RECORDS START

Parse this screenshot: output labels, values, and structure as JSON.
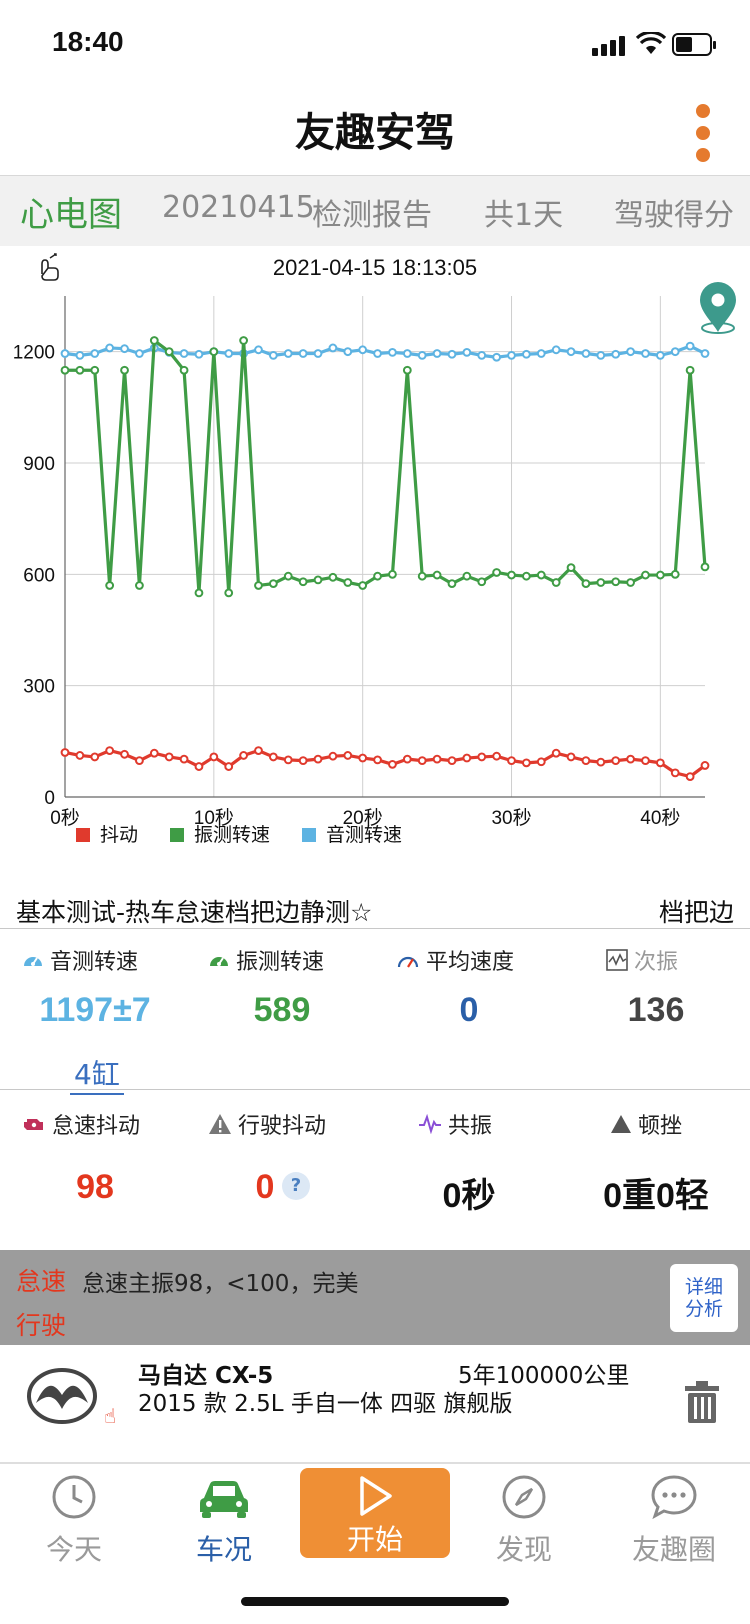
{
  "status": {
    "time": "18:40"
  },
  "header": {
    "title": "友趣安驾"
  },
  "tabs": [
    {
      "label": "心电图",
      "active": true
    },
    {
      "label": "20210415",
      "active": false
    },
    {
      "label": "检测报告",
      "active": false
    },
    {
      "label": "共1天",
      "active": false
    },
    {
      "label": "驾驶得分",
      "active": false
    }
  ],
  "chart_data": {
    "type": "line",
    "title": "2021-04-15 18:13:05",
    "xlabel": "",
    "ylabel": "",
    "x_ticks": [
      "0秒",
      "10秒",
      "20秒",
      "30秒",
      "40秒"
    ],
    "x_tick_values": [
      0,
      10,
      20,
      30,
      40
    ],
    "y_ticks": [
      0,
      300,
      600,
      900,
      1200
    ],
    "xlim": [
      0,
      43
    ],
    "ylim": [
      0,
      1350
    ],
    "grid": true,
    "legend_position": "bottom-left",
    "x": [
      0,
      1,
      2,
      3,
      4,
      5,
      6,
      7,
      8,
      9,
      10,
      11,
      12,
      13,
      14,
      15,
      16,
      17,
      18,
      19,
      20,
      21,
      22,
      23,
      24,
      25,
      26,
      27,
      28,
      29,
      30,
      31,
      32,
      33,
      34,
      35,
      36,
      37,
      38,
      39,
      40,
      41,
      42,
      43
    ],
    "series": [
      {
        "name": "抖动",
        "color": "#e03a2d",
        "values": [
          120,
          112,
          108,
          125,
          115,
          98,
          118,
          108,
          102,
          82,
          108,
          82,
          112,
          125,
          108,
          100,
          98,
          102,
          110,
          112,
          105,
          100,
          88,
          102,
          98,
          102,
          98,
          105,
          108,
          110,
          98,
          92,
          95,
          118,
          108,
          98,
          94,
          98,
          102,
          98,
          92,
          65,
          55,
          85
        ]
      },
      {
        "name": "振测转速",
        "color": "#3f9c45",
        "values": [
          1150,
          1150,
          1150,
          570,
          1150,
          570,
          1230,
          1200,
          1150,
          550,
          1200,
          550,
          1230,
          570,
          575,
          595,
          580,
          585,
          592,
          578,
          570,
          595,
          600,
          1150,
          595,
          598,
          575,
          595,
          580,
          605,
          598,
          595,
          598,
          578,
          618,
          575,
          578,
          580,
          578,
          598,
          598,
          600,
          1150,
          620
        ]
      },
      {
        "name": "音测转速",
        "color": "#5db3e2",
        "values": [
          1195,
          1190,
          1195,
          1210,
          1208,
          1195,
          1210,
          1198,
          1195,
          1193,
          1200,
          1195,
          1195,
          1205,
          1190,
          1195,
          1195,
          1195,
          1210,
          1200,
          1205,
          1195,
          1198,
          1195,
          1190,
          1195,
          1193,
          1198,
          1190,
          1185,
          1190,
          1193,
          1195,
          1205,
          1200,
          1195,
          1190,
          1193,
          1200,
          1195,
          1190,
          1200,
          1215,
          1195
        ]
      }
    ]
  },
  "test": {
    "title": "基本测试-热车怠速档把边静测☆",
    "side": "档把边"
  },
  "metrics": {
    "row1": [
      {
        "label": "音测转速",
        "value": "1197±7",
        "color": "#5db3e2",
        "icon": "gauge-icon"
      },
      {
        "label": "振测转速",
        "value": "589",
        "color": "#3f9c45",
        "icon": "gauge-icon"
      },
      {
        "label": "平均速度",
        "value": "0",
        "color": "#2a5fa8",
        "icon": "speedometer-icon"
      },
      {
        "label": "次振",
        "value": "136",
        "color": "#444444",
        "icon": "wave-chart-icon"
      }
    ],
    "cylinder": "4缸",
    "row2": [
      {
        "label": "怠速抖动",
        "value": "98",
        "color": "#e3371e",
        "icon": "engine-icon"
      },
      {
        "label": "行驶抖动",
        "value": "0",
        "color": "#e3371e",
        "icon": "warning-road-icon"
      },
      {
        "label": "共振",
        "value": "0秒",
        "color": "#111111",
        "icon": "pulse-icon"
      },
      {
        "label": "顿挫",
        "value": "0重0轻",
        "color": "#111111",
        "icon": "triangle-icon"
      }
    ],
    "help_mark": "?"
  },
  "analysis": {
    "label1": "怠速",
    "text1": "怠速主振98，<100，完美",
    "label2": "行驶",
    "detail_line1": "详细",
    "detail_line2": "分析"
  },
  "car": {
    "name": "马自达 CX-5",
    "mileage": "5年100000公里",
    "spec": "2015 款 2.5L 手自一体 四驱 旗舰版"
  },
  "nav": [
    {
      "label": "今天",
      "icon": "clock-icon"
    },
    {
      "label": "车况",
      "icon": "car-icon",
      "active": true
    },
    {
      "label": "开始",
      "icon": "play-icon"
    },
    {
      "label": "发现",
      "icon": "compass-icon"
    },
    {
      "label": "友趣圈",
      "icon": "chat-icon"
    }
  ]
}
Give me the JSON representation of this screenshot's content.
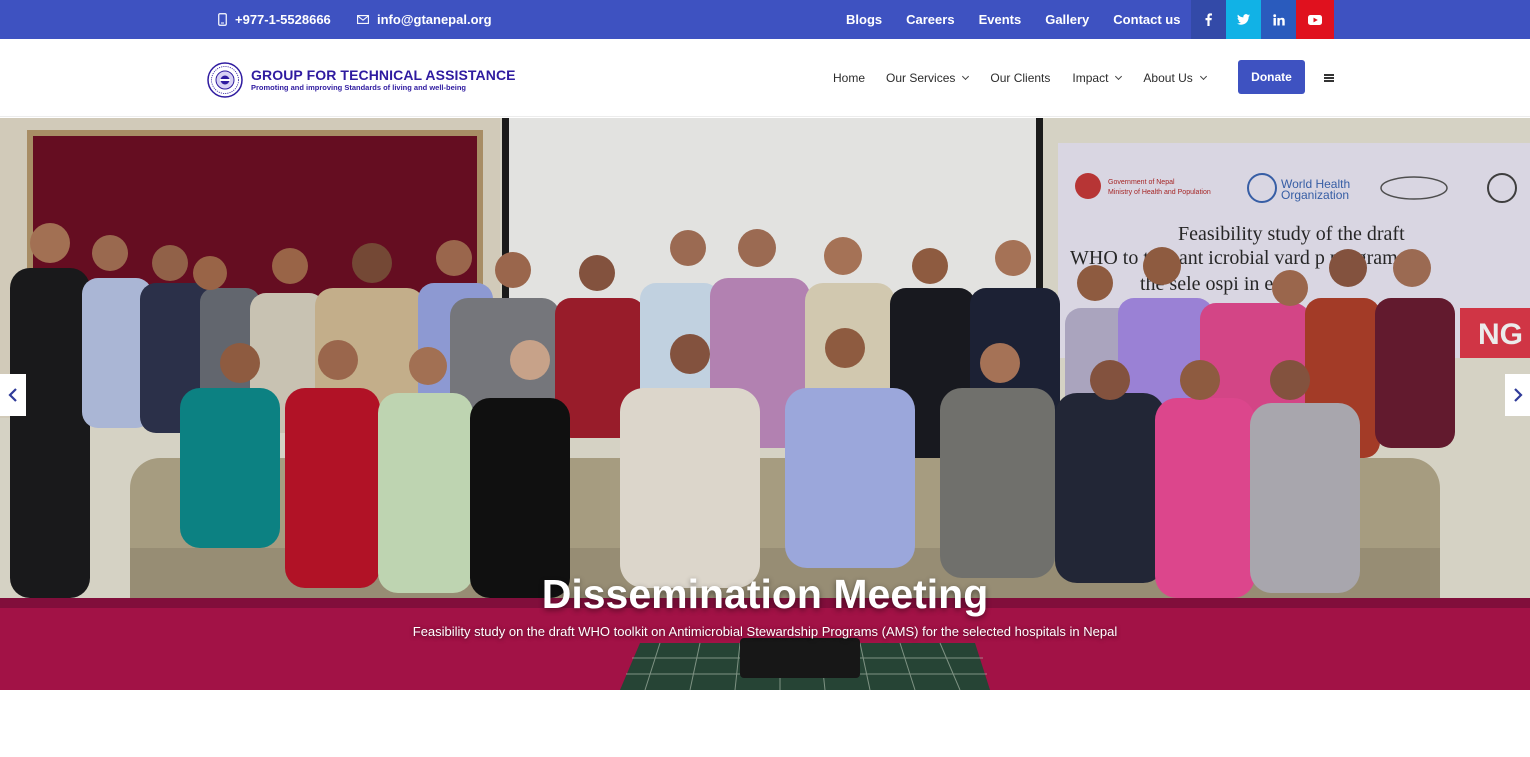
{
  "topbar": {
    "phone": "+977-1-5528666",
    "email": "info@gtanepal.org",
    "links": [
      "Blogs",
      "Careers",
      "Events",
      "Gallery",
      "Contact us"
    ],
    "social": [
      {
        "icon": "facebook-icon",
        "glyph": "f",
        "color": "#334aa8"
      },
      {
        "icon": "twitter-icon",
        "glyph": "t",
        "color": "#11b2e6"
      },
      {
        "icon": "linkedin-icon",
        "glyph": "in",
        "color": "#2a5bbd"
      },
      {
        "icon": "youtube-icon",
        "glyph": "▶",
        "color": "#e0111e"
      }
    ],
    "bg_color": "#3e52c1"
  },
  "header": {
    "logo_title": "GROUP FOR TECHNICAL ASSISTANCE",
    "logo_tagline": "Promoting and improving Standards of living and well-being",
    "nav": [
      {
        "label": "Home",
        "dropdown": false
      },
      {
        "label": "Our Services",
        "dropdown": true
      },
      {
        "label": "Our Clients",
        "dropdown": false
      },
      {
        "label": "Impact",
        "dropdown": true
      },
      {
        "label": "About Us",
        "dropdown": true
      }
    ],
    "donate_label": "Donate",
    "accent_color": "#3e52c1"
  },
  "hero": {
    "title": "Dissemination Meeting",
    "subtitle": "Feasibility study on the draft WHO toolkit on Antimicrobial Stewardship Programs (AMS) for the selected hospitals in Nepal",
    "banner_heading_line1": "Feasibility study of the draft",
    "banner_heading_line2": "WHO to   t on ant  icrobial    vard    p programs",
    "banner_heading_line3": "the sele   ospi   in  epal",
    "banner_org1": "Government of Nepal",
    "banner_org2": "Ministry of Health and Population",
    "banner_who1": "World Health",
    "banner_who2": "Organization",
    "banner_tail": "NG"
  }
}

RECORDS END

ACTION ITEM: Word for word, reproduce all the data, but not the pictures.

WRITTEN REPLY:
Parse this screenshot: output labels, values, and structure as JSON.
{
  "status": {
    "time": "18:40"
  },
  "header": {
    "title": "友趣安驾"
  },
  "tabs": [
    {
      "label": "心电图",
      "active": true
    },
    {
      "label": "20210415",
      "active": false
    },
    {
      "label": "检测报告",
      "active": false
    },
    {
      "label": "共1天",
      "active": false
    },
    {
      "label": "驾驶得分",
      "active": false
    }
  ],
  "chart_data": {
    "type": "line",
    "title": "2021-04-15 18:13:05",
    "xlabel": "",
    "ylabel": "",
    "x_ticks": [
      "0秒",
      "10秒",
      "20秒",
      "30秒",
      "40秒"
    ],
    "x_tick_values": [
      0,
      10,
      20,
      30,
      40
    ],
    "y_ticks": [
      0,
      300,
      600,
      900,
      1200
    ],
    "xlim": [
      0,
      43
    ],
    "ylim": [
      0,
      1350
    ],
    "grid": true,
    "legend_position": "bottom-left",
    "x": [
      0,
      1,
      2,
      3,
      4,
      5,
      6,
      7,
      8,
      9,
      10,
      11,
      12,
      13,
      14,
      15,
      16,
      17,
      18,
      19,
      20,
      21,
      22,
      23,
      24,
      25,
      26,
      27,
      28,
      29,
      30,
      31,
      32,
      33,
      34,
      35,
      36,
      37,
      38,
      39,
      40,
      41,
      42,
      43
    ],
    "series": [
      {
        "name": "抖动",
        "color": "#e03a2d",
        "values": [
          120,
          112,
          108,
          125,
          115,
          98,
          118,
          108,
          102,
          82,
          108,
          82,
          112,
          125,
          108,
          100,
          98,
          102,
          110,
          112,
          105,
          100,
          88,
          102,
          98,
          102,
          98,
          105,
          108,
          110,
          98,
          92,
          95,
          118,
          108,
          98,
          94,
          98,
          102,
          98,
          92,
          65,
          55,
          85
        ]
      },
      {
        "name": "振测转速",
        "color": "#3f9c45",
        "values": [
          1150,
          1150,
          1150,
          570,
          1150,
          570,
          1230,
          1200,
          1150,
          550,
          1200,
          550,
          1230,
          570,
          575,
          595,
          580,
          585,
          592,
          578,
          570,
          595,
          600,
          1150,
          595,
          598,
          575,
          595,
          580,
          605,
          598,
          595,
          598,
          578,
          618,
          575,
          578,
          580,
          578,
          598,
          598,
          600,
          1150,
          620
        ]
      },
      {
        "name": "音测转速",
        "color": "#5db3e2",
        "values": [
          1195,
          1190,
          1195,
          1210,
          1208,
          1195,
          1210,
          1198,
          1195,
          1193,
          1200,
          1195,
          1195,
          1205,
          1190,
          1195,
          1195,
          1195,
          1210,
          1200,
          1205,
          1195,
          1198,
          1195,
          1190,
          1195,
          1193,
          1198,
          1190,
          1185,
          1190,
          1193,
          1195,
          1205,
          1200,
          1195,
          1190,
          1193,
          1200,
          1195,
          1190,
          1200,
          1215,
          1195
        ]
      }
    ]
  },
  "test": {
    "title": "基本测试-热车怠速档把边静测☆",
    "side": "档把边"
  },
  "metrics": {
    "row1": [
      {
        "label": "音测转速",
        "value": "1197±7",
        "color": "#5db3e2",
        "icon": "gauge-icon"
      },
      {
        "label": "振测转速",
        "value": "589",
        "color": "#3f9c45",
        "icon": "gauge-icon"
      },
      {
        "label": "平均速度",
        "value": "0",
        "color": "#2a5fa8",
        "icon": "speedometer-icon"
      },
      {
        "label": "次振",
        "value": "136",
        "color": "#444444",
        "icon": "wave-chart-icon"
      }
    ],
    "cylinder": "4缸",
    "row2": [
      {
        "label": "怠速抖动",
        "value": "98",
        "color": "#e3371e",
        "icon": "engine-icon"
      },
      {
        "label": "行驶抖动",
        "value": "0",
        "color": "#e3371e",
        "icon": "warning-road-icon"
      },
      {
        "label": "共振",
        "value": "0秒",
        "color": "#111111",
        "icon": "pulse-icon"
      },
      {
        "label": "顿挫",
        "value": "0重0轻",
        "color": "#111111",
        "icon": "triangle-icon"
      }
    ],
    "help_mark": "?"
  },
  "analysis": {
    "label1": "怠速",
    "text1": "怠速主振98，<100，完美",
    "label2": "行驶",
    "detail_line1": "详细",
    "detail_line2": "分析"
  },
  "car": {
    "name": "马自达 CX-5",
    "mileage": "5年100000公里",
    "spec": "2015 款 2.5L 手自一体 四驱 旗舰版"
  },
  "nav": [
    {
      "label": "今天",
      "icon": "clock-icon"
    },
    {
      "label": "车况",
      "icon": "car-icon",
      "active": true
    },
    {
      "label": "开始",
      "icon": "play-icon"
    },
    {
      "label": "发现",
      "icon": "compass-icon"
    },
    {
      "label": "友趣圈",
      "icon": "chat-icon"
    }
  ]
}
Give me the JSON representation of this screenshot's content.
{
  "topbar": {
    "phone": "+977-1-5528666",
    "email": "info@gtanepal.org",
    "links": [
      "Blogs",
      "Careers",
      "Events",
      "Gallery",
      "Contact us"
    ],
    "social": [
      {
        "icon": "facebook-icon",
        "glyph": "f",
        "color": "#334aa8"
      },
      {
        "icon": "twitter-icon",
        "glyph": "t",
        "color": "#11b2e6"
      },
      {
        "icon": "linkedin-icon",
        "glyph": "in",
        "color": "#2a5bbd"
      },
      {
        "icon": "youtube-icon",
        "glyph": "▶",
        "color": "#e0111e"
      }
    ],
    "bg_color": "#3e52c1"
  },
  "header": {
    "logo_title": "GROUP FOR TECHNICAL ASSISTANCE",
    "logo_tagline": "Promoting and improving Standards of living and well-being",
    "nav": [
      {
        "label": "Home",
        "dropdown": false
      },
      {
        "label": "Our Services",
        "dropdown": true
      },
      {
        "label": "Our Clients",
        "dropdown": false
      },
      {
        "label": "Impact",
        "dropdown": true
      },
      {
        "label": "About Us",
        "dropdown": true
      }
    ],
    "donate_label": "Donate",
    "accent_color": "#3e52c1"
  },
  "hero": {
    "title": "Dissemination Meeting",
    "subtitle": "Feasibility study on the draft WHO toolkit on Antimicrobial Stewardship Programs (AMS) for the selected hospitals in Nepal",
    "banner_heading_line1": "Feasibility study of the draft",
    "banner_heading_line2": "WHO to   t on ant  icrobial    vard    p programs",
    "banner_heading_line3": "the sele   ospi   in  epal",
    "banner_org1": "Government of Nepal",
    "banner_org2": "Ministry of Health and Population",
    "banner_who1": "World Health",
    "banner_who2": "Organization",
    "banner_tail": "NG"
  }
}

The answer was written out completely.